Everything in the records below should be set down again, word for word.

Available records Block Start

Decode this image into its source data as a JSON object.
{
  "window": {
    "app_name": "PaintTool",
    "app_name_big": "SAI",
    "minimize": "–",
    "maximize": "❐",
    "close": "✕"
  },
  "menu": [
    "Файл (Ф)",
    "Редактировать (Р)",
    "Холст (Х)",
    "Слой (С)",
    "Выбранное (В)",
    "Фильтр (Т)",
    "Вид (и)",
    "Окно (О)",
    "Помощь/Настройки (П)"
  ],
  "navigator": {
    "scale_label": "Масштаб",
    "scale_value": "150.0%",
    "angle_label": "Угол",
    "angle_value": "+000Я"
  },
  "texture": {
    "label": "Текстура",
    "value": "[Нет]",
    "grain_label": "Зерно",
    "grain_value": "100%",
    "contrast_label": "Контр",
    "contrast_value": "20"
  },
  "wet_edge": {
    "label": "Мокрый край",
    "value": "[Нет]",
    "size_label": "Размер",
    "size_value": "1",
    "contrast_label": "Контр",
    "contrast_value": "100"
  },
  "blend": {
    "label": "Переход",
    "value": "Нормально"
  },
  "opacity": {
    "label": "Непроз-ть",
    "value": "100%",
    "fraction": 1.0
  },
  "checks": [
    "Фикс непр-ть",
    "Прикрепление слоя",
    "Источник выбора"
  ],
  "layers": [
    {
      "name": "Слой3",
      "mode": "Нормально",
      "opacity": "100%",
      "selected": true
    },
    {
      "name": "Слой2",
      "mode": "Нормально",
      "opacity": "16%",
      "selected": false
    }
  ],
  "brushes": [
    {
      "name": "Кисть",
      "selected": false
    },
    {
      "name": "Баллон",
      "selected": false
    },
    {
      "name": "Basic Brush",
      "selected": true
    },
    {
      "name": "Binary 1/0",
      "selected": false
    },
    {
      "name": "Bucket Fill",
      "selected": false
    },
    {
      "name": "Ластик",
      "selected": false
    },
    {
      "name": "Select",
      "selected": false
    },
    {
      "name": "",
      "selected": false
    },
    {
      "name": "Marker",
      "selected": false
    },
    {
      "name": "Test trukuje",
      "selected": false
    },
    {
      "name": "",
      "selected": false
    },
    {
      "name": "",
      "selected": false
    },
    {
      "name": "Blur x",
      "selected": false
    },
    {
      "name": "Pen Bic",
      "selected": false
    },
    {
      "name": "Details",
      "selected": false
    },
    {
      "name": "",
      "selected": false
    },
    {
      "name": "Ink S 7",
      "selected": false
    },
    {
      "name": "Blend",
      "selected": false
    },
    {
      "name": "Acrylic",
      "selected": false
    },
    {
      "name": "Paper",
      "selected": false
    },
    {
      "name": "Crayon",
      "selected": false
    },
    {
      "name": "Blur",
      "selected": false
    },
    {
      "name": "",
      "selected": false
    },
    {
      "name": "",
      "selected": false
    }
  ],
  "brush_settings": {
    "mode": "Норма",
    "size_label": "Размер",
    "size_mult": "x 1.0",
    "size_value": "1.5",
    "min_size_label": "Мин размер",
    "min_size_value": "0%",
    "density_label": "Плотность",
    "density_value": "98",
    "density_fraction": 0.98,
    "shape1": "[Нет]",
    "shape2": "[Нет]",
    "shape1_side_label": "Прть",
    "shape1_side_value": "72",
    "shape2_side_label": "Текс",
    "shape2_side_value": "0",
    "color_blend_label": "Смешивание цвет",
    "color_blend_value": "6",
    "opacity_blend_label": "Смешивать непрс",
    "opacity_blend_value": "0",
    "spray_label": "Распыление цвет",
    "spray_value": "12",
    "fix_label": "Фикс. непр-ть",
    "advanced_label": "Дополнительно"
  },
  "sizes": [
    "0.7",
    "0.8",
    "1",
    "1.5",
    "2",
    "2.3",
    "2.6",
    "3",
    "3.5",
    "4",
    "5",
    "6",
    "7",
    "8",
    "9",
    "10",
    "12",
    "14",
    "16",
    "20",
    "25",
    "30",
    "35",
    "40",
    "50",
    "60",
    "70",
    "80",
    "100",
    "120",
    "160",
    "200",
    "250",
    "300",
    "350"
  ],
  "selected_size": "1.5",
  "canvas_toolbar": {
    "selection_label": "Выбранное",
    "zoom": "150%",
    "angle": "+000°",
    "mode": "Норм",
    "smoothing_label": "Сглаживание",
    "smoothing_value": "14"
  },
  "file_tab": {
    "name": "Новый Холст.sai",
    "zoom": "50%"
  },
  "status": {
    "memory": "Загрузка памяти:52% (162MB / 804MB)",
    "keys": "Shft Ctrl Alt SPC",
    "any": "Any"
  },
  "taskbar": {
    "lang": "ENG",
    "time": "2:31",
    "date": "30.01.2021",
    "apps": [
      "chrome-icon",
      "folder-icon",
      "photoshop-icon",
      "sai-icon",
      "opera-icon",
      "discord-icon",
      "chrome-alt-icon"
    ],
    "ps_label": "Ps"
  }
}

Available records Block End

Result for this exercise:
Decode this image into its source data as a JSON object.
{
  "window": {
    "app_name": "PaintTool",
    "app_name_big": "SAI",
    "minimize": "–",
    "maximize": "❐",
    "close": "✕"
  },
  "menu": [
    "Файл (Ф)",
    "Редактировать (Р)",
    "Холст (Х)",
    "Слой (С)",
    "Выбранное (В)",
    "Фильтр (Т)",
    "Вид (и)",
    "Окно (О)",
    "Помощь/Настройки (П)"
  ],
  "navigator": {
    "scale_label": "Масштаб",
    "scale_value": "150.0%",
    "angle_label": "Угол",
    "angle_value": "+000Я"
  },
  "texture": {
    "label": "Текстура",
    "value": "[Нет]",
    "grain_label": "Зерно",
    "grain_value": "100%",
    "contrast_label": "Контр",
    "contrast_value": "20"
  },
  "wet_edge": {
    "label": "Мокрый край",
    "value": "[Нет]",
    "size_label": "Размер",
    "size_value": "1",
    "contrast_label": "Контр",
    "contrast_value": "100"
  },
  "blend": {
    "label": "Переход",
    "value": "Нормально"
  },
  "opacity": {
    "label": "Непроз-ть",
    "value": "100%",
    "fraction": 1.0
  },
  "checks": [
    "Фикс непр-ть",
    "Прикрепление слоя",
    "Источник выбора"
  ],
  "layers": [
    {
      "name": "Слой3",
      "mode": "Нормально",
      "opacity": "100%",
      "selected": true
    },
    {
      "name": "Слой2",
      "mode": "Нормально",
      "opacity": "16%",
      "selected": false
    }
  ],
  "brushes": [
    {
      "name": "Кисть",
      "selected": false
    },
    {
      "name": "Баллон",
      "selected": false
    },
    {
      "name": "Basic Brush",
      "selected": true
    },
    {
      "name": "Binary 1/0",
      "selected": false
    },
    {
      "name": "Bucket Fill",
      "selected": false
    },
    {
      "name": "Ластик",
      "selected": false
    },
    {
      "name": "Select",
      "selected": false
    },
    {
      "name": "",
      "selected": false
    },
    {
      "name": "Marker",
      "selected": false
    },
    {
      "name": "Test trukuje",
      "selected": false
    },
    {
      "name": "",
      "selected": false
    },
    {
      "name": "",
      "selected": false
    },
    {
      "name": "Blur x",
      "selected": false
    },
    {
      "name": "Pen Bic",
      "selected": false
    },
    {
      "name": "Details",
      "selected": false
    },
    {
      "name": "",
      "selected": false
    },
    {
      "name": "Ink S 7",
      "selected": false
    },
    {
      "name": "Blend",
      "selected": false
    },
    {
      "name": "Acrylic",
      "selected": false
    },
    {
      "name": "Paper",
      "selected": false
    },
    {
      "name": "Crayon",
      "selected": false
    },
    {
      "name": "Blur",
      "selected": false
    },
    {
      "name": "",
      "selected": false
    },
    {
      "name": "",
      "selected": false
    }
  ],
  "brush_settings": {
    "mode": "Норма",
    "size_label": "Размер",
    "size_mult": "x 1.0",
    "size_value": "1.5",
    "min_size_label": "Мин размер",
    "min_size_value": "0%",
    "density_label": "Плотность",
    "density_value": "98",
    "density_fraction": 0.98,
    "shape1": "[Нет]",
    "shape2": "[Нет]",
    "shape1_side_label": "Прть",
    "shape1_side_value": "72",
    "shape2_side_label": "Текс",
    "shape2_side_value": "0",
    "color_blend_label": "Смешивание цвет",
    "color_blend_value": "6",
    "opacity_blend_label": "Смешивать непрс",
    "opacity_blend_value": "0",
    "spray_label": "Распыление цвет",
    "spray_value": "12",
    "fix_label": "Фикс. непр-ть",
    "advanced_label": "Дополнительно"
  },
  "sizes": [
    "0.7",
    "0.8",
    "1",
    "1.5",
    "2",
    "2.3",
    "2.6",
    "3",
    "3.5",
    "4",
    "5",
    "6",
    "7",
    "8",
    "9",
    "10",
    "12",
    "14",
    "16",
    "20",
    "25",
    "30",
    "35",
    "40",
    "50",
    "60",
    "70",
    "80",
    "100",
    "120",
    "160",
    "200",
    "250",
    "300",
    "350"
  ],
  "selected_size": "1.5",
  "canvas_toolbar": {
    "selection_label": "Выбранное",
    "zoom": "150%",
    "angle": "+000°",
    "mode": "Норм",
    "smoothing_label": "Сглаживание",
    "smoothing_value": "14"
  },
  "file_tab": {
    "name": "Новый Холст.sai",
    "zoom": "50%"
  },
  "status": {
    "memory": "Загрузка памяти:52% (162MB / 804MB)",
    "keys": "Shft Ctrl Alt SPC",
    "any": "Any"
  },
  "taskbar": {
    "lang": "ENG",
    "time": "2:31",
    "date": "30.01.2021",
    "apps": [
      "chrome-icon",
      "folder-icon",
      "photoshop-icon",
      "sai-icon",
      "opera-icon",
      "discord-icon",
      "chrome-alt-icon"
    ],
    "ps_label": "Ps"
  }
}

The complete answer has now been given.